According to Jeff Passan of ESPN, the only player the Minnesota Twins will have to worry about potentially going to arbitration with this winter is starting pitcher Jose Berrios. This is because the team and infielder Miguel Sano have signed a three-year extension with a club option for the 2023 season.
The terms of the deal were not immediately known and the team has not yet confirmed the deal with Sano, who was previously eligible for free agency following the 2021 season.
Sano’s arbitration projection for the 2020 season was $5.9 million, so on a deal covering 2020-22 with a ’23 option, it’d possibly look something like this:
- 2020: $8 million
- 2021: $12 million
- 2022: $15 million
- 2023 (option): $18 million
This is just a best guess, but maybe three years, $35 million with an $18 million option? That’d bring the total deal to four years, $53 million.
UPDATE: Passan reports that the deal is for $30 million guaranteed. There’s $27 million in salary over the first three years and the buyout on the 20203 option is $3 million. That option is for $14 million, meaning the deal’s max value would be four years and $41 million.
The Twins have possibly the lowest total of future payroll obligations across the entire big leagues. With Sano signed through possibly 2023, that would make him, Max Kepler and Jorge Polanco the only Twins with hard-committed dollars through the 2022 season. Kepler and Polanco both signed extensions last spring training to keep them in Minnesota through the 2023 season.
According to Cot’s Contracts, the Twins only have $21.108 million hard committed for 2021, $11.75 million for 2022, $16 million for 2023 and $1 million — a possible Kepler buyout — for 2024. That’s just a shade under $50 million total in future commitments — less than the White Sox agreed to pay Dallas Keuchel this offseason on a three-year deal ($55.5 million).
Sano experienced an offensive resurrection in 2019. Despite not making his season debut until May 16 due to a heel laceration suffered in the offseason, Sano hit 34 home runs in 105 games — a 53-homer pace over 162 games — with an overall slash line of .247/.346/.576. Sano’s 137 wRC+ was his best mark since his rookie season (149), and he managed to improve his walk rate and drop his strikeout rate from a tough 2018 season in which he hit .199/.281/.398.

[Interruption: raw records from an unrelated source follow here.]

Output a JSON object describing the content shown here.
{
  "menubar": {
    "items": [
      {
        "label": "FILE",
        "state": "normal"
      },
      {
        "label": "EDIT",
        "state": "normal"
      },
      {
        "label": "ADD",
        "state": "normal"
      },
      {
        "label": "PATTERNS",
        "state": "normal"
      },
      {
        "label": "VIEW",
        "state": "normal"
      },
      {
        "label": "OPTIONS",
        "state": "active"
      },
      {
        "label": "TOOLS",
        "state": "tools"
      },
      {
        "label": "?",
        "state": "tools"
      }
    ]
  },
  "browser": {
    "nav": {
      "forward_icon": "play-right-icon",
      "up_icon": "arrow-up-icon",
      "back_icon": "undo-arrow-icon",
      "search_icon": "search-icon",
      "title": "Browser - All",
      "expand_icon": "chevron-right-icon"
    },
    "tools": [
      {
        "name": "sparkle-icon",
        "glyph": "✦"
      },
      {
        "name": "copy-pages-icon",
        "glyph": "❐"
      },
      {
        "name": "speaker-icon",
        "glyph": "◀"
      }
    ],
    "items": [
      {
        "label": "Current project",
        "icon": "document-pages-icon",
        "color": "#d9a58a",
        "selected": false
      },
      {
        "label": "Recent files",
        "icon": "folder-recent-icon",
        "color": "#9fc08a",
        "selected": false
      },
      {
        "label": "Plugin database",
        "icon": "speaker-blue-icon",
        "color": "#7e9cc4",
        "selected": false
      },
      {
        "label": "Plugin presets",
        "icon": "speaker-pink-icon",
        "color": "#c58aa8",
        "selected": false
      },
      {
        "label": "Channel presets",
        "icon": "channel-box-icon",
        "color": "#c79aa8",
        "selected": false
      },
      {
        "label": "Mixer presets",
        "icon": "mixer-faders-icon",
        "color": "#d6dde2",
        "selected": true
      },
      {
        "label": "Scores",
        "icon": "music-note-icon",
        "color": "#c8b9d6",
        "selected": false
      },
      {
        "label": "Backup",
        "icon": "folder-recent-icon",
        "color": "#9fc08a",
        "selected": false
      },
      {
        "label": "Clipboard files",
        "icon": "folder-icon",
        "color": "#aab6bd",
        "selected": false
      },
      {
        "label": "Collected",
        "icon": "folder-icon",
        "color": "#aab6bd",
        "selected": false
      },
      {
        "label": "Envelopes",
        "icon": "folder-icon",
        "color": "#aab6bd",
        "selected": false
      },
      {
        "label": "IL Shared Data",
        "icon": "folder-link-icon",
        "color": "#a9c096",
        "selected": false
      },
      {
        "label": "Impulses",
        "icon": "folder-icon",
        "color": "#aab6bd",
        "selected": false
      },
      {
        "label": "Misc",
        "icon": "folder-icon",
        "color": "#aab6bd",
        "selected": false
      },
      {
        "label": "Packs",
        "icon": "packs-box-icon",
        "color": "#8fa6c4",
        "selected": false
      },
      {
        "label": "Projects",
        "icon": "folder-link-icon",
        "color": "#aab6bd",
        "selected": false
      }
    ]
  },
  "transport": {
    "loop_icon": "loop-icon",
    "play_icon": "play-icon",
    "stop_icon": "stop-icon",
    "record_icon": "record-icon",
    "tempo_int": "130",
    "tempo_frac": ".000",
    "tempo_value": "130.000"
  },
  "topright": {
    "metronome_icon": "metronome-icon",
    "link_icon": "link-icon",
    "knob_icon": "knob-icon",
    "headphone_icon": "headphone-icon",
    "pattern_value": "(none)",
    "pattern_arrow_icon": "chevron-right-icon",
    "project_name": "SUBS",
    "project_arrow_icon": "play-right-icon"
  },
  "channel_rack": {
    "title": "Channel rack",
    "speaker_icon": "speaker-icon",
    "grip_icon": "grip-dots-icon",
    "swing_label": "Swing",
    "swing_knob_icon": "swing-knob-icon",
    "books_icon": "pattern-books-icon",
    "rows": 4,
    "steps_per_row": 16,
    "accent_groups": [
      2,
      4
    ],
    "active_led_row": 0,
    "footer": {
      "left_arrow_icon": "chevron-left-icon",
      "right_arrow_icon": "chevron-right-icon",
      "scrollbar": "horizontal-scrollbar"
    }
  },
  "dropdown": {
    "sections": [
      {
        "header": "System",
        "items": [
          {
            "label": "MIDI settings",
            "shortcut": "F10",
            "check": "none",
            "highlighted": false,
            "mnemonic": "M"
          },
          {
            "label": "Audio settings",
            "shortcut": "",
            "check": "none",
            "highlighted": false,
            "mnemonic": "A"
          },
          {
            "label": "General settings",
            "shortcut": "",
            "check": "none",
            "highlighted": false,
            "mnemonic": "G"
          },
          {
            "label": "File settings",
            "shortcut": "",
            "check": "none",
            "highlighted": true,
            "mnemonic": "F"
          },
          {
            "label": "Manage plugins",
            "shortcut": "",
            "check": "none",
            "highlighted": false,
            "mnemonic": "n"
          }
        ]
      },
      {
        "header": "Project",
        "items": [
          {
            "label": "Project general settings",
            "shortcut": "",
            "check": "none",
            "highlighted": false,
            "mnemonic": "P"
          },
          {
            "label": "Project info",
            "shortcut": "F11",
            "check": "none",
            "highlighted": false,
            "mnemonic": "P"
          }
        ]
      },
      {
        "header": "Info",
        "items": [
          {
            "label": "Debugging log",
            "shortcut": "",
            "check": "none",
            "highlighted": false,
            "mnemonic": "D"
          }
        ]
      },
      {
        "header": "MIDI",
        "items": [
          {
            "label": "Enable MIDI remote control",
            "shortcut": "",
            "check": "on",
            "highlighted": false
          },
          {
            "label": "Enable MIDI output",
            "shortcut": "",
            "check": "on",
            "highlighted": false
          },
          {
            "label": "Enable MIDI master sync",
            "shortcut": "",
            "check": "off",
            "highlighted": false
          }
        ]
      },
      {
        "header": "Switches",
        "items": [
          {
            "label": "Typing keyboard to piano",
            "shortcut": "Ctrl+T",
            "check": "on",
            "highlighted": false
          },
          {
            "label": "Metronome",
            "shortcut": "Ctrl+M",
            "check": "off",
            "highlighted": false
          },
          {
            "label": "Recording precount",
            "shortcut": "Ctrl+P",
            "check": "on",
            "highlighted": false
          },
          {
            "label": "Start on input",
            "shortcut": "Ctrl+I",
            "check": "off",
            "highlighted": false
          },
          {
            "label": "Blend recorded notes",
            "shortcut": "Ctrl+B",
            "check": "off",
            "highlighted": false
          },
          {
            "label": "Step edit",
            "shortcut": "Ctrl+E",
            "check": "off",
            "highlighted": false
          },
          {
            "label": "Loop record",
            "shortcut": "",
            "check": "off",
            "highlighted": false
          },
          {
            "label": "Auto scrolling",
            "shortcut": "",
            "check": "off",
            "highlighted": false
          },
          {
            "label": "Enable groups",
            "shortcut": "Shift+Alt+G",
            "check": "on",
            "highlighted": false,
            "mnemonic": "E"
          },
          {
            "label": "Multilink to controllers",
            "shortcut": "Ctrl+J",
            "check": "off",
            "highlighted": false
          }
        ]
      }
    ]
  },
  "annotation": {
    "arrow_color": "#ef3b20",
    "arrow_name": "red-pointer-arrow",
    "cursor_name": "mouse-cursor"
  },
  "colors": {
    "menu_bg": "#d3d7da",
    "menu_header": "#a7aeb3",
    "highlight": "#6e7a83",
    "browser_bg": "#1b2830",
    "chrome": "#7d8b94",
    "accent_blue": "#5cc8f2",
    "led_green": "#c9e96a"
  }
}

This deal will take Sano through his age-29 season without the option.